GOAL OF THE EXERCISE:
Return every line below as is, leaving out the pictures.

━━━━━━━━━━━━━━━━━━━━

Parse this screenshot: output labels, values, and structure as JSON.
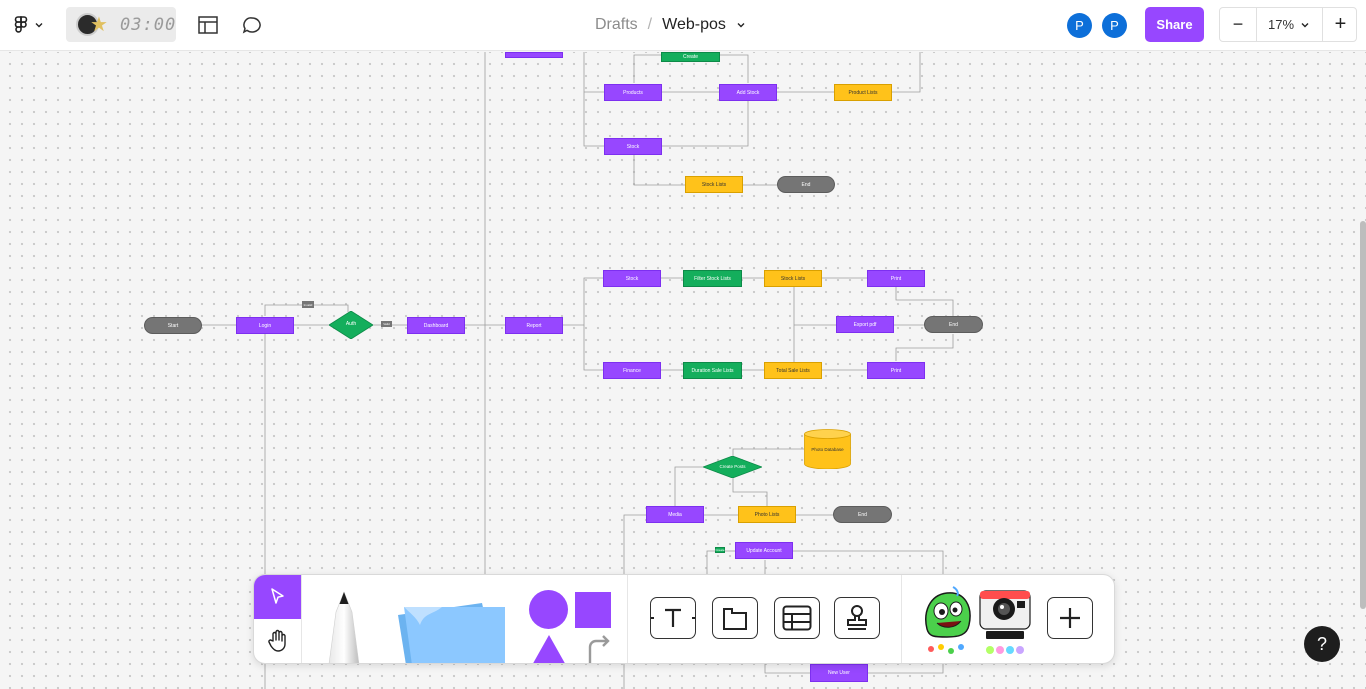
{
  "app": {
    "timer": "03:00"
  },
  "breadcrumb": {
    "parent": "Drafts",
    "separator": "/",
    "file": "Web-pos"
  },
  "users": [
    {
      "initial": "P"
    },
    {
      "initial": "P"
    }
  ],
  "share_label": "Share",
  "zoom": {
    "minus": "−",
    "value": "17%",
    "plus": "+"
  },
  "help_label": "?",
  "colors": {
    "accent": "#9747ff",
    "green": "#14ae5c",
    "yellow": "#ffc21a",
    "gray": "#757575",
    "avatar": "#0d99ff"
  },
  "flowchart": {
    "start": "Start",
    "login": "Login",
    "auth": "Auth",
    "fail_tag": "Invalid",
    "pass_tag": "Valid",
    "dashboard": "Dashboard",
    "report": "Report",
    "create_top": "Create",
    "products": "Products",
    "add_stock": "Add Stock",
    "product_lists": "Product Lists",
    "stock_top": "Stock",
    "stock_lists_top": "Stock Lists",
    "end_top": "End",
    "stock_mid": "Stock",
    "filter_stock_lists": "Filter Stock Lists",
    "stock_lists_mid": "Stock Lists",
    "print_1": "Print",
    "export_pdf": "Export pdf",
    "end_mid": "End",
    "finance": "Finance",
    "duration_sale_lists": "Duration Sale Lists",
    "total_sale_lists": "Total Sale Lists",
    "print_2": "Print",
    "create_posts": "Create Posts",
    "photo_database": "Photo Database",
    "media": "Media",
    "photo_lists": "Photo Lists",
    "end_low": "End",
    "small_tag": "Create",
    "update_account": "Update Account",
    "new_user": "New User"
  }
}
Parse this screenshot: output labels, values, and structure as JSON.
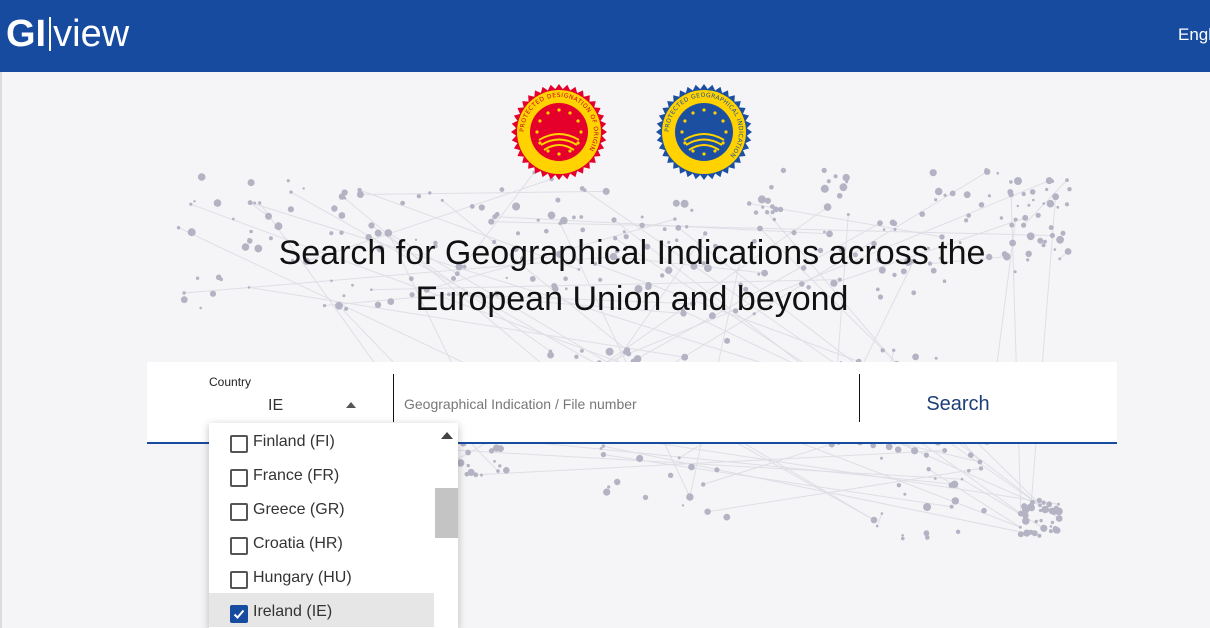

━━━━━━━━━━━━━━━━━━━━

COMPLETED EXERCISE:
Parse this screenshot: output labels, values, and structure as JSON.
{
  "app": {
    "timer": "03:00"
  },
  "breadcrumb": {
    "parent": "Drafts",
    "separator": "/",
    "file": "Web-pos"
  },
  "users": [
    {
      "initial": "P"
    },
    {
      "initial": "P"
    }
  ],
  "share_label": "Share",
  "zoom": {
    "minus": "−",
    "value": "17%",
    "plus": "+"
  },
  "help_label": "?",
  "colors": {
    "accent": "#9747ff",
    "green": "#14ae5c",
    "yellow": "#ffc21a",
    "gray": "#757575",
    "avatar": "#0d99ff"
  },
  "flowchart": {
    "start": "Start",
    "login": "Login",
    "auth": "Auth",
    "fail_tag": "Invalid",
    "pass_tag": "Valid",
    "dashboard": "Dashboard",
    "report": "Report",
    "create_top": "Create",
    "products": "Products",
    "add_stock": "Add Stock",
    "product_lists": "Product Lists",
    "stock_top": "Stock",
    "stock_lists_top": "Stock Lists",
    "end_top": "End",
    "stock_mid": "Stock",
    "filter_stock_lists": "Filter Stock Lists",
    "stock_lists_mid": "Stock Lists",
    "print_1": "Print",
    "export_pdf": "Export pdf",
    "end_mid": "End",
    "finance": "Finance",
    "duration_sale_lists": "Duration Sale Lists",
    "total_sale_lists": "Total Sale Lists",
    "print_2": "Print",
    "create_posts": "Create Posts",
    "photo_database": "Photo Database",
    "media": "Media",
    "photo_lists": "Photo Lists",
    "end_low": "End",
    "small_tag": "Create",
    "update_account": "Update Account",
    "new_user": "New User"
  }
}
Parse this screenshot: output labels, values, and structure as JSON.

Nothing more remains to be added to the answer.